Every film buff has a favorite Karen Black movie. Since her first significant role, in Francis Ford Coppola’s You’re a Big Boy Now, the versatile actress has appeared in nearly 200 films, working with literally an A-to-Z list of directors, ranging from Altman, Robert to Zombie, Rob. One of the most in-demand actors during the “New Hollywood” era of the 1970s, Black starred opposite every leading man of the period and even in Alfred Hitchcock’s final film, Family Plot. While cineasts might prefer her work in tonier projects like Five Easy Pieces or Nashville or The Day of the Locust, gay audiences are indebted to Black for her turns in more low-brow fare like the television thriller Trilogy of Terror and the campy all-star disaster film Airport 1975. For many, Black’s finest performance was as the tormented transsexual Joanne in Robert Altman’s film version of Come Back to the Five and Dime, Jimmy Dean, Jimmy Dean.
With her new film, The Blue Tooth Virgin, by out director Russell Brown opening in theaters this weekend, Black chats with Advocate.com by phone from Macon, Ga., where she’s performing in Missouri Waltz, a Southern Gothic play she also wrote.
Advocate.com: In your new film, The Blue Tooth Virgin, your character is a script consultant who is also something of a life coach to a young screenwriter. What appealed to you about the project?
Karen Black: I read it and I thought it was great and I called [Russell Brown] and said I’d do it. The character was complete. She has a lot of perception and she sees a lot of truth in this guy.
One point raised by the film is that artists need validation to continue creating. Do you think this is true?
I think it depends on whether you’re sitting there with certitude about your work. I’ve had a lot of failures and I never stopped. It didn’t occur to me to not continue. It didn’t cross my mind. I have known people who with a failure will become despondent about the future. That’s something you either do or don’t do. I think you just continue and you love your chosen art.
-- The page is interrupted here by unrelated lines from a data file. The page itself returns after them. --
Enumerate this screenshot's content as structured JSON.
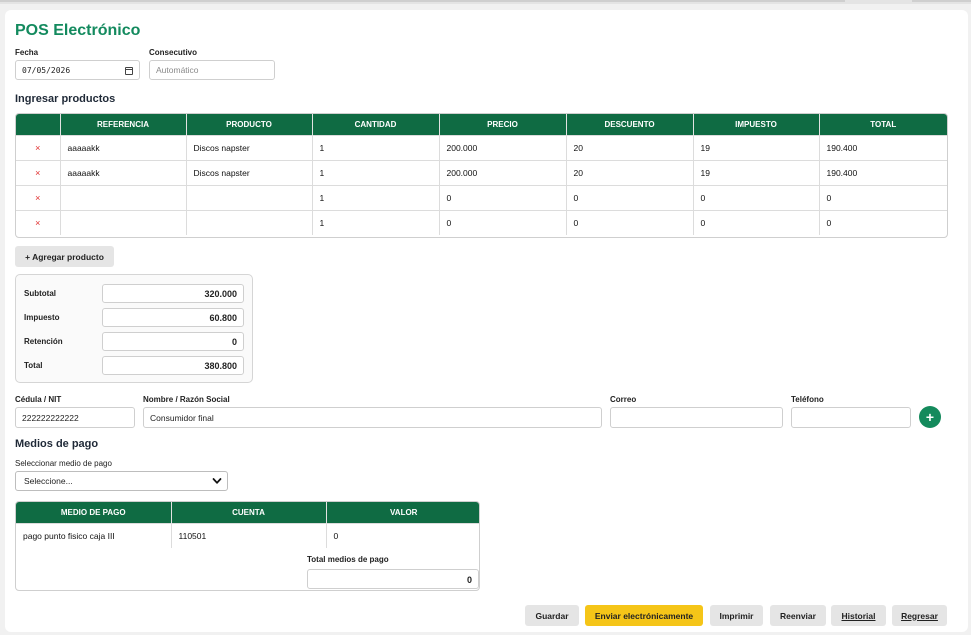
{
  "app": {
    "title": "POS Electrónico"
  },
  "header": {
    "fecha_label": "Fecha",
    "fecha_value": "07/05/2026",
    "consecutivo_label": "Consecutivo",
    "consecutivo_placeholder": "Automático"
  },
  "products": {
    "section_title": "Ingresar productos",
    "columns": [
      "REFERENCIA",
      "PRODUCTO",
      "CANTIDAD",
      "PRECIO",
      "DESCUENTO",
      "IMPUESTO",
      "TOTAL"
    ],
    "rows": [
      {
        "remove": "×",
        "referencia": "aaaaakk",
        "producto": "Discos napster",
        "cantidad": "1",
        "precio": "200.000",
        "descuento": "20",
        "impuesto": "19",
        "total": "190.400"
      },
      {
        "remove": "×",
        "referencia": "aaaaakk",
        "producto": "Discos napster",
        "cantidad": "1",
        "precio": "200.000",
        "descuento": "20",
        "impuesto": "19",
        "total": "190.400"
      },
      {
        "remove": "×",
        "referencia": "",
        "producto": "",
        "cantidad": "1",
        "precio": "0",
        "descuento": "0",
        "impuesto": "0",
        "total": "0"
      },
      {
        "remove": "×",
        "referencia": "",
        "producto": "",
        "cantidad": "1",
        "precio": "0",
        "descuento": "0",
        "impuesto": "0",
        "total": "0"
      }
    ],
    "add_button": "+ Agregar producto"
  },
  "totals": {
    "subtotal_label": "Subtotal",
    "subtotal_value": "320.000",
    "impuesto_label": "Impuesto",
    "impuesto_value": "60.800",
    "retencion_label": "Retención",
    "retencion_value": "0",
    "total_label": "Total",
    "total_value": "380.800"
  },
  "client": {
    "nit_label": "Cédula / NIT",
    "nit_value": "222222222222",
    "nombre_label": "Nombre / Razón Social",
    "nombre_value": "Consumidor final",
    "correo_label": "Correo",
    "correo_value": "",
    "telefono_label": "Teléfono",
    "telefono_value": "",
    "add_icon": "+"
  },
  "payments": {
    "section_title": "Medios de pago",
    "select_label": "Seleccionar medio de pago",
    "select_value": "Seleccione...",
    "columns": [
      "MEDIO DE PAGO",
      "CUENTA",
      "VALOR"
    ],
    "rows": [
      {
        "medio": "pago punto fisico caja III",
        "cuenta": "110501",
        "valor": "0"
      }
    ],
    "total_label": "Total medios de pago",
    "total_value": "0"
  },
  "actions": {
    "guardar": "Guardar",
    "enviar": "Enviar electrónicamente",
    "imprimir": "Imprimir",
    "reenviar": "Reenviar",
    "historial": "Historial",
    "regresar": "Regresar"
  },
  "colors": {
    "brand_green": "#0f6b43",
    "title_green": "#138a5e",
    "accent_yellow": "#f5c518",
    "remove_red": "#e03131"
  }
}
Think of painters starving when no one bought their paintings — imagine if they didn’t paint anymore.
You’ve worked with young gay directors like Russell Brown and veteran gay directors like John Schlesinger. Do you find them to be more sensitive to actors and their process than straight directors?
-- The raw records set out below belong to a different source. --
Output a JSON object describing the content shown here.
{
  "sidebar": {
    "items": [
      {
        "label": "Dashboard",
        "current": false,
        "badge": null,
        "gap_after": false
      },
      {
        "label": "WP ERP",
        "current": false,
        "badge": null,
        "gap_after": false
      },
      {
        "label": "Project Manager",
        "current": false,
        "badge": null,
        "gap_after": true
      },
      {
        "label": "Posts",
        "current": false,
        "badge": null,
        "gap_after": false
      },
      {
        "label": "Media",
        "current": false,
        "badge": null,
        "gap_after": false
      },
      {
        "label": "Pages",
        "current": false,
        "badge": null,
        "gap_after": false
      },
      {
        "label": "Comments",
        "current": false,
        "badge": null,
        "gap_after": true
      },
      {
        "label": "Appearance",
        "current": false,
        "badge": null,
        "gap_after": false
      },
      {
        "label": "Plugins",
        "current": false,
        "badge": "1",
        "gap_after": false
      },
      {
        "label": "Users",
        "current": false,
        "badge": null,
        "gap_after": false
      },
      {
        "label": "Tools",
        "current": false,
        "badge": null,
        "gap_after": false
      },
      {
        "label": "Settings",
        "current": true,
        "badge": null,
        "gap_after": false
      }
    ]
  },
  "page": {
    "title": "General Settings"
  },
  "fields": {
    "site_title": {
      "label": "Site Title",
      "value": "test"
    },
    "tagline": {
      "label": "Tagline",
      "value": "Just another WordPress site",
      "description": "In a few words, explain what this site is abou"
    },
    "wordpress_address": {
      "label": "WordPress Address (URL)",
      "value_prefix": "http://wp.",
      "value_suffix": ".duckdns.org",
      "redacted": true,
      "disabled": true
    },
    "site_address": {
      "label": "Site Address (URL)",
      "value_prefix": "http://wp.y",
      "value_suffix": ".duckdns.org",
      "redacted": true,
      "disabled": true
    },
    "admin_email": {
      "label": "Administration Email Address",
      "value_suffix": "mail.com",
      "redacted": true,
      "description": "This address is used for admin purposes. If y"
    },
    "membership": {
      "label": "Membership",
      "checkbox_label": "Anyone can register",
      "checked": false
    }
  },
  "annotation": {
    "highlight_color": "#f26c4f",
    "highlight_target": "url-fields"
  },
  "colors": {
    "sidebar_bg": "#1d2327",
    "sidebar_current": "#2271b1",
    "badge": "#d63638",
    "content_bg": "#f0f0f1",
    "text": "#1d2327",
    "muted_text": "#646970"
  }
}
Sensitivity is not genetic. It’s just not. I get a lot of scripts, and I can’t tell you the number I’ve gotten where there’s a group of sexy guys and girls, and they get killed at a camp or in a big old house. I don’t think one of them came from a gay director. You get films about sensibility, what it’s like to be this or that — they’re enlightening. … It seems to be true that a gay director will choose something that’s close to his heart. It means something to him and he wants to communicate it, which is what art is. Art is not about communicating something to make money. I do find that movies with violence and that are more crudely woven together are by straight guys.